With regard to your point about the United Nations, it is also a matter of historical record that the United Nations passed more than 96 resolutions against that country and refused to act on a single one. Also, if recollection serves me, the decision to move into Iraq was no mere rush to war, but was debated and rehashed in this country's newspapers and within the U.N. Security Counsel for well over a year before any action was taken. Furthermore, it has now come to light that the United Nation's position on Iraq was highly compromised by the oil-for-food scandal, which gave other member states a vested interest in ensuring the status quo, regardless of the facts on the ground. While it is highly admirable for this country to honor its treaties, in a situation in which the country had been attacked less that two years prior, the United States was justified in taking action even in the face of resistance by a highly corrupt and compromised United Nations.  (As a personal matter, I've never understood the United Methodist fascination with this organization anyway. From reading some of the General Board of Church and Society statements in particular, one would think we are in the business of worshipping the United Nations instead of God!) When our domestic security is at stake and we have the means to act, we would be extremely stupid to allow our hand to be forced by such a corrupt and incompetent organization as the United Nations.

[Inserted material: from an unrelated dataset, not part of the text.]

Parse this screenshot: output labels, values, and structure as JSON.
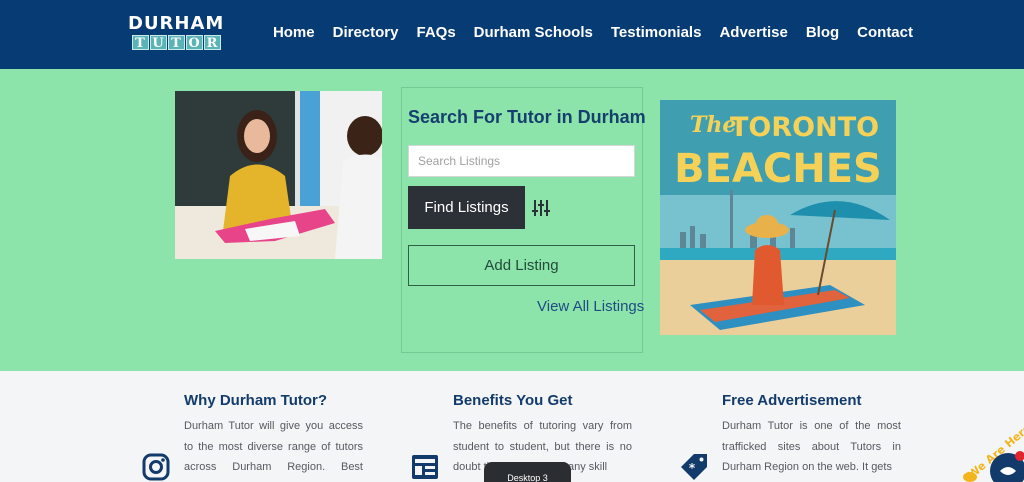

A final thing that burns me about the bishops' statement is the way the signing bishops refuse to take full ownership for it. I have sent several e-mails and followed this story very closely on the Methodist Web site and in the press, and every time the bishops are confronted, they make the claim that they are "just speaking their own conscience" on the matter. Excuse the bluntness of this statement, but that's a crock of bull! You are cishops of the church after all. You signed the statement as bishops of the church, and you are, therefore, representing the entire Methodist church in spite of your protests to the contrary. You had to know that to many of the lay people sitting in the pews, and to the outside world, this was going to at least be perceived as the official position of the Methodist church. At least if you are going to have the audacity to stake out a controversial position on a divisive issue, please have the backbone to take full ownership of the statement. In that case, I would have at least had more respect for the Council of Bishops. Now, I just believe that you not only wrong, but weak and disingenuous.

Michael Snyder
St. Peter's United Methodist Church; Katy, Texas